HSBC admitted on Monday that a computer disk containing 370,000 customers’ details went missing four weeks ago, while on its way to Folkestone from the bank’s life insurance office in Southampton. Presumably HSBC waited this long before telling us in case the courier had got stuck in a traffic jam on the M25.
HSBC – whose website includes a section telling customers how to keep their online data safe – is now likely to face a big rap on the knuckles from the FSA, which has already fined Norwich Union (£1.26m) and Nationwide (£980,000) for not protecting its customers' data properly. Its case won’t be helped by the fact that although the data was password-protected, it wasn’t encrypted – as required by the Information Commissioner’s guidelines.
The disk contains names, birthdates and the level of insurance cover carried by all 370,000 HSBC customers. It also says whether they smoke or not – although we should stress that there’s no suggestion the Cigarette Marketing Board orchestrated the whole thing.

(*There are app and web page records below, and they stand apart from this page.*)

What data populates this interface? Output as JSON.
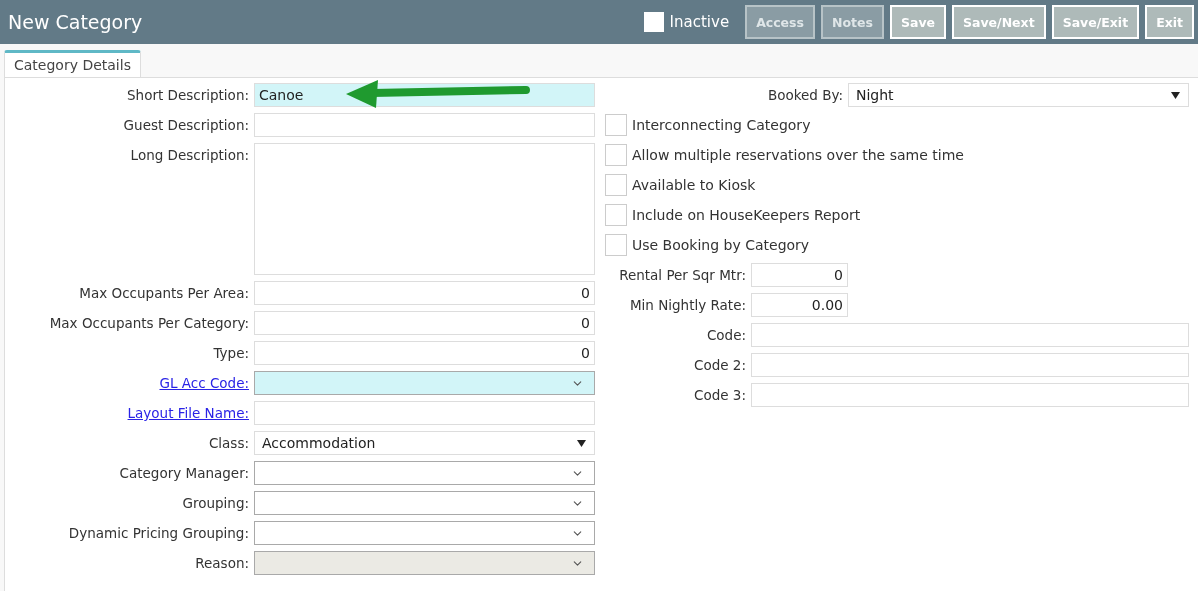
{
  "header": {
    "title": "New Category",
    "inactive": {
      "label": "Inactive",
      "checked": false
    },
    "buttons": [
      {
        "label": "Access",
        "disabled": true
      },
      {
        "label": "Notes",
        "disabled": true
      },
      {
        "label": "Save",
        "disabled": false
      },
      {
        "label": "Save/Next",
        "disabled": false
      },
      {
        "label": "Save/Exit",
        "disabled": false
      },
      {
        "label": "Exit",
        "disabled": false
      }
    ]
  },
  "tabs": [
    {
      "label": "Category Details",
      "selected": true
    }
  ],
  "left_fields": [
    {
      "label": "Short Description:",
      "kind": "text",
      "link": false,
      "highlighted": true,
      "disabled": false,
      "value": "Canoe"
    },
    {
      "label": "Guest Description:",
      "kind": "text",
      "link": false,
      "highlighted": false,
      "disabled": false
    },
    {
      "label": "Long Description:",
      "kind": "textarea",
      "link": false,
      "highlighted": false,
      "disabled": false
    },
    {
      "label": "Max Occupants Per Area:",
      "kind": "number",
      "link": false,
      "highlighted": false,
      "disabled": false,
      "value": "0"
    },
    {
      "label": "Max Occupants Per Category:",
      "kind": "number",
      "link": false,
      "highlighted": false,
      "disabled": false,
      "value": "0"
    },
    {
      "label": "Type:",
      "kind": "number",
      "link": false,
      "highlighted": false,
      "disabled": false,
      "value": "0"
    },
    {
      "label": "GL Acc Code:",
      "kind": "dropdown",
      "link": true,
      "highlighted": true,
      "disabled": false
    },
    {
      "label": "Layout File Name:",
      "kind": "text",
      "link": true,
      "highlighted": false,
      "disabled": false
    },
    {
      "label": "Class:",
      "kind": "select",
      "link": false,
      "highlighted": false,
      "disabled": false,
      "value": "Accommodation"
    },
    {
      "label": "Category Manager:",
      "kind": "dropdown",
      "link": false,
      "highlighted": false,
      "disabled": false
    },
    {
      "label": "Grouping:",
      "kind": "dropdown",
      "link": false,
      "highlighted": false,
      "disabled": false
    },
    {
      "label": "Dynamic Pricing Grouping:",
      "kind": "dropdown",
      "link": false,
      "highlighted": false,
      "disabled": false
    },
    {
      "label": "Reason:",
      "kind": "dropdown",
      "link": false,
      "highlighted": false,
      "disabled": true
    }
  ],
  "booked_by": {
    "label": "Booked By:",
    "value": "Night"
  },
  "options": [
    {
      "label": "Interconnecting Category",
      "checked": false
    },
    {
      "label": "Allow multiple reservations over the same time",
      "checked": false
    },
    {
      "label": "Available to Kiosk",
      "checked": false
    },
    {
      "label": "Include on HouseKeepers Report",
      "checked": false
    },
    {
      "label": "Use Booking by Category",
      "checked": false
    }
  ],
  "right_fields": [
    {
      "label": "Rental Per Sqr Mtr:",
      "kind": "number",
      "value": "0"
    },
    {
      "label": "Min Nightly Rate:",
      "kind": "number",
      "value": "0.00"
    },
    {
      "label": "Code:",
      "kind": "text"
    },
    {
      "label": "Code 2:",
      "kind": "text"
    },
    {
      "label": "Code 3:",
      "kind": "text"
    }
  ]
}
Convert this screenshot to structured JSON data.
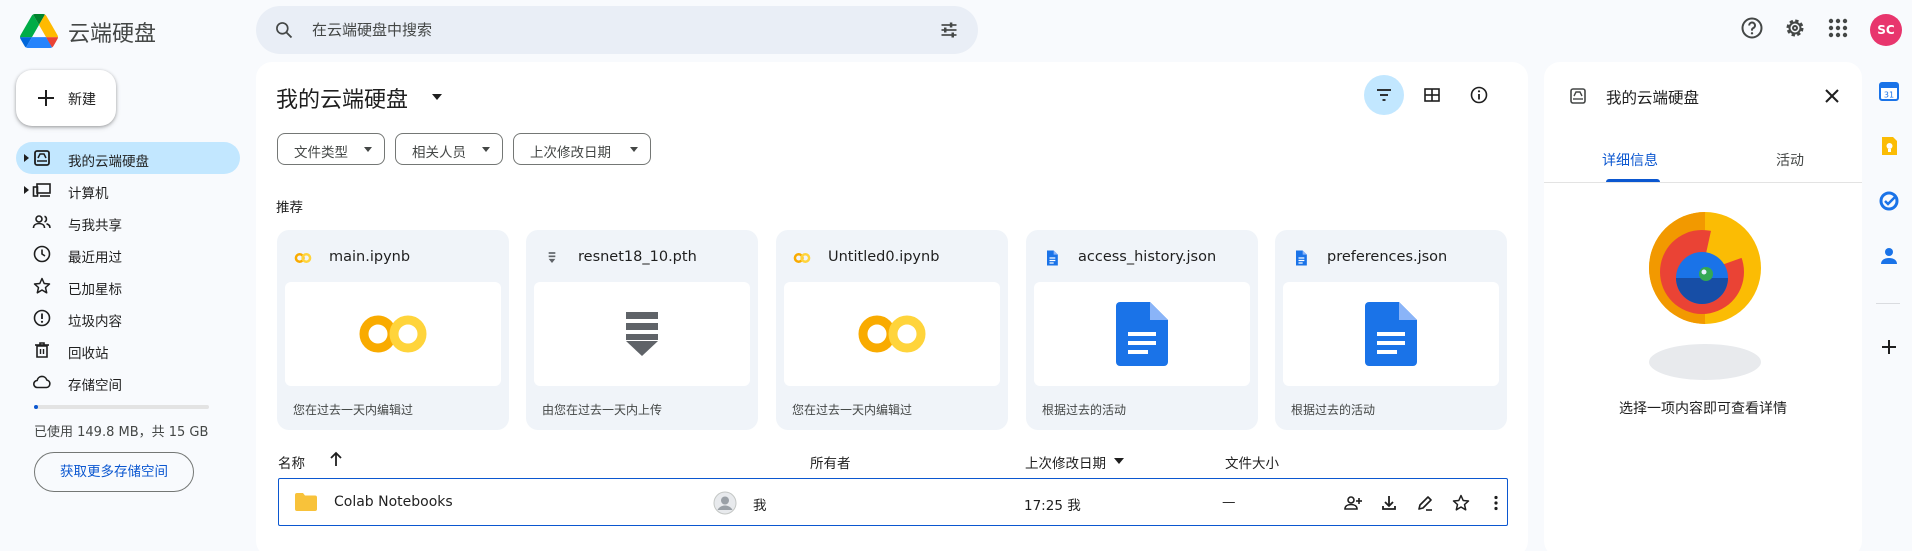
{
  "header": {
    "app_title": "云端硬盘",
    "search_placeholder": "在云端硬盘中搜索",
    "avatar_initials": "SC"
  },
  "sidebar": {
    "new_label": "新建",
    "items": [
      {
        "label": "我的云端硬盘",
        "icon": "drive-icon",
        "active": true
      },
      {
        "label": "计算机",
        "icon": "computer-icon"
      },
      {
        "label": "与我共享",
        "icon": "people-icon"
      },
      {
        "label": "最近用过",
        "icon": "clock-icon"
      },
      {
        "label": "已加星标",
        "icon": "star-icon"
      },
      {
        "label": "垃圾内容",
        "icon": "spam-icon"
      },
      {
        "label": "回收站",
        "icon": "trash-icon"
      },
      {
        "label": "存储空间",
        "icon": "cloud-icon"
      }
    ],
    "storage_used_fraction": 0.01,
    "storage_text": "已使用 149.8 MB，共 15 GB",
    "more_storage_label": "获取更多存储空间"
  },
  "main": {
    "title": "我的云端硬盘",
    "filters": [
      "文件类型",
      "相关人员",
      "上次修改日期"
    ],
    "suggested_label": "推荐",
    "cards": [
      {
        "name": "main.ipynb",
        "icon": "colab-icon",
        "reason": "您在过去一天内编辑过"
      },
      {
        "name": "resnet18_10.pth",
        "icon": "generic-file-icon",
        "reason": "由您在过去一天内上传"
      },
      {
        "name": "Untitled0.ipynb",
        "icon": "colab-icon",
        "reason": "您在过去一天内编辑过"
      },
      {
        "name": "access_history.json",
        "icon": "doc-icon",
        "reason": "根据过去的活动"
      },
      {
        "name": "preferences.json",
        "icon": "doc-icon",
        "reason": "根据过去的活动"
      }
    ],
    "columns": {
      "name": "名称",
      "owner": "所有者",
      "modified": "上次修改日期",
      "size": "文件大小"
    },
    "rows": [
      {
        "name": "Colab Notebooks",
        "owner": "我",
        "modified": "17:25 我",
        "size": "—"
      }
    ]
  },
  "details_panel": {
    "title": "我的云端硬盘",
    "tabs": [
      "详细信息",
      "活动"
    ],
    "empty_message": "选择一项内容即可查看详情"
  },
  "colors": {
    "accent": "#0b57d0",
    "active_bg": "#c2e7ff",
    "avatar": "#e8356d",
    "colab_orange": "#f9ab00",
    "colab_yellow": "#ffd43b",
    "doc_blue": "#1a73e8"
  }
}
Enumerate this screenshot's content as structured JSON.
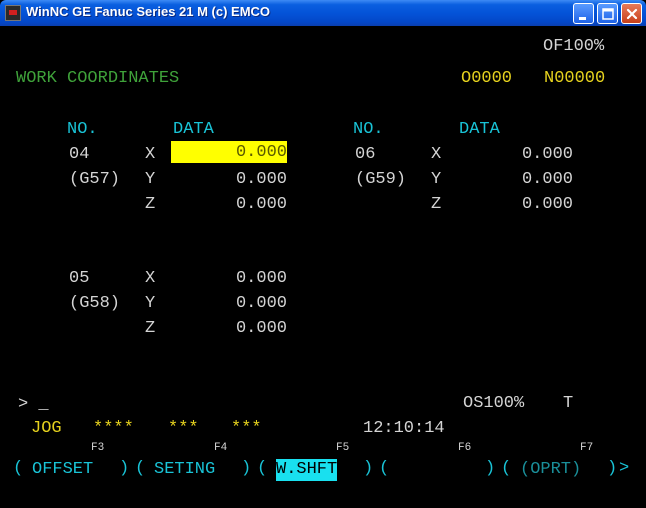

Naturally the bank was playing down the impact of the loss, saying that the disc ‘contains no address or bank account details for any customer and would therefore be of very limited, if any, use to criminals’. This was presumably meant to be reassuring, although customers whose details are about to prove ‘a bit’ or even ‘slightly’ useful to hi-tech fraudsters may beg to differ. However, as HSBC was also quick to point out, ‘there is no reason to suppose that the disc has fallen into the wrong hands.’ Chances are it’s down the back of a seat in a roadside 'caff' somewhere off the M20.
Still, it’s not exactly reassuring that yet another big institution has managed to lose so many customer details in such an elementary way. According to online security firm Symantec, you can now buy our bank details for a fiver in cyber-crime black-markets. OK, so this latest 'oversight' is not quite as incompetent as the Revenue managing to lose the personal details of 25m taxpayers, as it did last year. But it’s unlikely to dispel the impression that our online data is about as secure as an ex-Blue Peter presenter carrying the Olympic flame...